To our knowledge, Rep. Lamar Smith never brought a snowball onto the House floor like Sen. James Inhofe (R-Okla.), to "prove" that climate change was a hoax.
But once you've said that, you've said everything. In all other particulars, Smith has been the preeminent climate change denier in Congress. That's a problem, because he also has been serving as chairman of the House Committee on Science, Space and Technology, the last place where someone devoted to undermining scientific research belongs. From that perch, he's harassed government officials, Earth scientists and other academics whose work refutes his position that the human role in climate change is a myth.
On Thursday, Smith announced that he will be retiring when the congressional term, his 16th, ends in 2018. He didn't give much detail on his reasons, although he noted that he'll be term-limited out of his chairman's post then.
Good riddance. May we never see his like again.
As chairman of the science committee, Smith waged a war on scientists, research administrators and even state officials whose offense was to establish the human role in climate change. He has used his congressional authority to try to shield big oil companies such as Exxon Mobil from accusations that they connived in undermining public understanding of the climate crisis. Smith's legacy will be long-lasting and entirely discreditable.
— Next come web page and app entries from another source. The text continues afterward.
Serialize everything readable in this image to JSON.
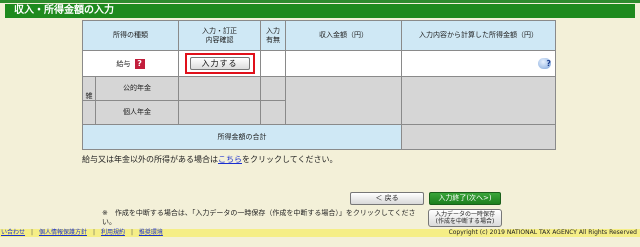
{
  "section_title": "収入・所得金額の入力",
  "headers": {
    "type": "所得の種類",
    "input_confirm": "入力・訂正\n内容確認",
    "input_status": "入力\n有無",
    "income_amount": "収入金額（円）",
    "computed_income": "入力内容から計算した所得金額（円）"
  },
  "rows": {
    "salary_label": "給与",
    "salary_help": "?",
    "input_button": "入力する",
    "salary_help2": "?",
    "misc_label": "雑",
    "public_pension": "公的年金",
    "private_pension": "個人年金",
    "total_label": "所得金額の合計"
  },
  "note": {
    "before": "給与又は年金以外の所得がある場合は",
    "link": "こちら",
    "after": "をクリックしてください。"
  },
  "buttons": {
    "back": "＜ 戻る",
    "next": "入力終了(次へ>)",
    "save_line1": "入力データの一時保存",
    "save_line2": "(作成を中断する場合)"
  },
  "save_note": "※　作成を中断する場合は、「入力データの一時保存（作成を中断する場合）」をクリックしてください。",
  "footer": {
    "links": [
      "い合わせ",
      "個人情報保護方針",
      "利用規約",
      "推奨環境"
    ],
    "copyright": "Copyright (c) 2019 NATIONAL TAX AGENCY All Rights Reserved"
  }
}
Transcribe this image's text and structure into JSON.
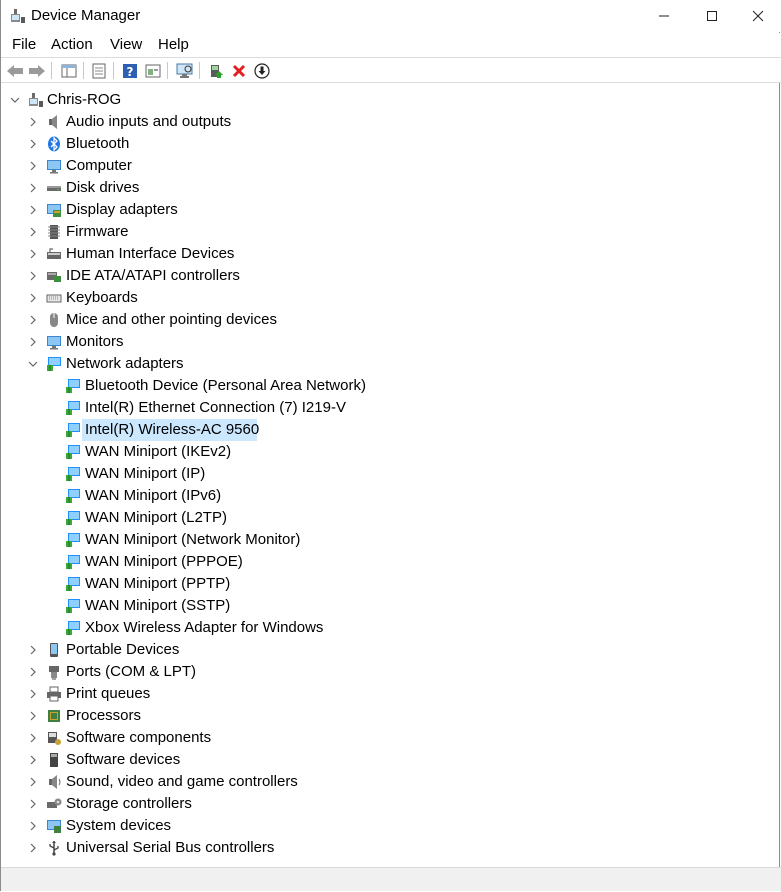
{
  "window": {
    "title": "Device Manager",
    "minimize": "—",
    "maximize": "☐",
    "close": "✕"
  },
  "menu": [
    "File",
    "Action",
    "View",
    "Help"
  ],
  "toolbar": {
    "buttons": [
      "back",
      "forward",
      "show-hide-console-tree",
      "properties",
      "help",
      "refresh-view",
      "scan-for-hardware-changes",
      "update-driver",
      "uninstall-device",
      "disable-device"
    ]
  },
  "tree": {
    "root": "Chris-ROG",
    "categories": [
      {
        "label": "Audio inputs and outputs",
        "icon": "speaker-icon"
      },
      {
        "label": "Bluetooth",
        "icon": "bluetooth-icon"
      },
      {
        "label": "Computer",
        "icon": "computer-icon"
      },
      {
        "label": "Disk drives",
        "icon": "disk-drive-icon"
      },
      {
        "label": "Display adapters",
        "icon": "display-adapter-icon"
      },
      {
        "label": "Firmware",
        "icon": "firmware-icon"
      },
      {
        "label": "Human Interface Devices",
        "icon": "hid-icon"
      },
      {
        "label": "IDE ATA/ATAPI controllers",
        "icon": "ide-controller-icon"
      },
      {
        "label": "Keyboards",
        "icon": "keyboard-icon"
      },
      {
        "label": "Mice and other pointing devices",
        "icon": "mouse-icon"
      },
      {
        "label": "Monitors",
        "icon": "monitor-icon"
      },
      {
        "label": "Network adapters",
        "icon": "network-adapter-icon",
        "expanded": true,
        "children": [
          "Bluetooth Device (Personal Area Network)",
          "Intel(R) Ethernet Connection (7) I219-V",
          "Intel(R) Wireless-AC 9560",
          "WAN Miniport (IKEv2)",
          "WAN Miniport (IP)",
          "WAN Miniport (IPv6)",
          "WAN Miniport (L2TP)",
          "WAN Miniport (Network Monitor)",
          "WAN Miniport (PPPOE)",
          "WAN Miniport (PPTP)",
          "WAN Miniport (SSTP)",
          "Xbox Wireless Adapter for Windows"
        ],
        "selected_child": "Intel(R) Wireless-AC 9560"
      },
      {
        "label": "Portable Devices",
        "icon": "portable-device-icon"
      },
      {
        "label": "Ports (COM & LPT)",
        "icon": "port-icon"
      },
      {
        "label": "Print queues",
        "icon": "printer-icon"
      },
      {
        "label": "Processors",
        "icon": "processor-icon"
      },
      {
        "label": "Software components",
        "icon": "software-component-icon"
      },
      {
        "label": "Software devices",
        "icon": "software-device-icon"
      },
      {
        "label": "Sound, video and game controllers",
        "icon": "sound-controller-icon"
      },
      {
        "label": "Storage controllers",
        "icon": "storage-controller-icon"
      },
      {
        "label": "System devices",
        "icon": "system-device-icon"
      },
      {
        "label": "Universal Serial Bus controllers",
        "icon": "usb-icon"
      }
    ]
  },
  "colors": {
    "selection": "#cce8ff",
    "net_icon": "#1e90ff"
  }
}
Our generation and those that follow will be paying the price of obstructionism like his, into the limitless future.
As we've observed, Smith's credentials as a climate change denier long have been unassailable. He dismissed the 2014 report by the United Nations' Intergovernmental Panel on Climate Change, which stated that "human interference with the climate system is occurring" and causes negative "impacts on natural and human systems on all continents and across the oceans" as "nothing new" and "more political than scientific."
Of a White House report in May 2014 citing the urgency of taking steps to address climate change, Smith said it was designed merely "to frighten Americans into believing that any abnormal weather we experience is the direct result of human CO2 emissions. In reality, there is little science to support any connection between climate change and more frequent or extreme storms."
In 2015, Smith spent months throwing a conniption fit over a report published by several government climate experts in the June 26 issue of the widely respected journal Science. He demanded emails and other correspondence from the scientists involved in the study, purportedly to ferret out evidence that they manipulated their data. In a Thanksgiving Day op-ed in the conservative Washington Times, he called the work of dedicated government researchers "not good science, [but] science fiction." Strong pushbacks came from the American Assn. for the Advancement of Science, the publisher of Science, among other research organizations. They upbraided Smith for implying scientific misconduct "despite a lack of public evidence" and all but labeled him an irresponsible ideologue.
Meanwhile Kathryn D. Sullivan, a former astronaut who headed the National Oceanic and Atmospheric Administration, Smith's prime target, rejected his demand for internal emails. "I have not and will not allow anyone to manipulate the science or coerce the scientists who work for me," she told Smith.
Earlier this year, Smith could be found carrying water for Exxon Mobil by trying to bully state attorneys general investigating allegations that the company fraudulently undermined public understanding of climate change while possessing scientific evidence that the problem is real. The investigations stem in part from reporting by The Times and InsideClimate News into the company's decades-long misinformation and disinformation campaign, to cast doubt on climate change science.
Playing the role of Exxon Mobil's marionette, Smith issued subpoenas to Eric Schneiderman and Maura Healey, the attorneys general of New York and Massachusetts, for documents of their contacts with climate activists, scientists and legal experts — among them former Vice President Al Gore and California billionaire Tom Steyer. On the deadline day, Smith's inbox was bare, except for messages from the attorneys general crisply advising him that his request was grossly out of line and, in fact, unconstitutional, since he was out to breach state sovereignty enshrined in the Bill of Rights.
What really motivates Smith? As we've observed in the past, the attack on climate change research isn't rooted so much in science but economics. The campaign exploits the vocabulary of science, but it's really designed to protect the profits of the fossil fuel industry. Surprise, surprise: If one adheres to the precept to "follow the money," one discovers that pantsfuls of it flow from the oil and gas industry into Smith's campaign accounts. Oil and gas contributors have directed nearly $760,000 in Smith's direction over his three-decade career in Congress. Since 2013, when he became chairman of the science committee, the oil and gas industry has topped the roster of his campaign donors.
During his subpoena campaign against Schneiderman and Healey, we asked, "How long does Lamar Smith intend to embarrass himself, his committee and Congress in this ridiculous quest to shut down investigations that could harm his patrons in the petroleum industry?" Finally, we have the answer: Until to the end of next year. Then, thankfully, he'll be gone.